More recently, however, China’s growth appears to have steadied, thanks partly to government support and an easing of tensions with the U.S. The administration and Chinese leaders have stepped up negotiations toward a possible trade deal. A big Chinese delegation headed by Beijing’s top economic minister is expected to arrive in the U.S. next week for what could be a wrap-up in talks.
The outlook for Europe has improved as well, at least for the moment. Europe’s central bank has resumed stimulus measures to prop up the continent’s growth, and Britain’s tortured exit from the European Union, or Brexit, has been put off until the fall.
But the U.S. economy still has some soft spots. Manufacturing employment has cooled this year after two years of solid growth. And the decline in unemployment last month, from 3.8% in March, was in part due to a drop in the number of unemployed workers looking for jobs.
Another point of uncertainty involves how long the steady job growth can continue. Recent job and wage gains have benefited many lower-educated workers as well as formerly disabled workers, who have come off the sidelines to fill positions. And a greater share of older workers are staying in the labor market, helping to meet employer demands.
But no one knows how much lower the unemployment rate can fall or when employers will hit the wall.
Ben Herzon, economist at Macroeconomic Advisers, a leading forecasting firm, shares the view of most other economists that the economic growth rate will drop from last year’s 3% to about 2% this year, roughly the average over the last 10 years. That’s a healthy rate, he said, but he and other economists worry about the tightened labor market and the possibility that the economy may be reaching capacity.
The Federal Reserve at the start of the year halted its interest rate hikes because of concerns of slowing growth. Some investors — and notably also Trump — have called for the Fed to cut rates again.

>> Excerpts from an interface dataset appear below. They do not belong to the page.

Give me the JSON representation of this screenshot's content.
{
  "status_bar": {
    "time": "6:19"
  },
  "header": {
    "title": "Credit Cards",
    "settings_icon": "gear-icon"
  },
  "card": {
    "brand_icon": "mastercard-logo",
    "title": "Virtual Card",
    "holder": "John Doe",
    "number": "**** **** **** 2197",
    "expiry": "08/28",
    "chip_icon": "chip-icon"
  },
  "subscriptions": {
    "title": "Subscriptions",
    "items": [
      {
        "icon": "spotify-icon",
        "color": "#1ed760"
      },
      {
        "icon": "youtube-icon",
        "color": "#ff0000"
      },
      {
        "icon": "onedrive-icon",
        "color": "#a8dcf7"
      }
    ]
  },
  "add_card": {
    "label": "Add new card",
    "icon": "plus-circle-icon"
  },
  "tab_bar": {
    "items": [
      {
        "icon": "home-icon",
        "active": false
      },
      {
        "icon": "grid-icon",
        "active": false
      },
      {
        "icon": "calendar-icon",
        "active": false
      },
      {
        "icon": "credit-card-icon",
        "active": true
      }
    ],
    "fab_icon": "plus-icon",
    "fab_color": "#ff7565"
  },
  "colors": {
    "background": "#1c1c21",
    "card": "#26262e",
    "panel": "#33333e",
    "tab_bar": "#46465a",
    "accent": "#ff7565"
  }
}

The Fed this week kept rates steady, and the new jobs report makes further cuts unlikely.
But if signs emerge of the economy overheating, the central bank could pivot back again to raising rates.
“The economy right now is in a good spot,” Herzon said. “But there is a concern that the economy is at capacity, and if you push it harder, that’s where we could get into problems.”
Times staff writers Noah Bierman and Evan Halper in Washington contributed to this article.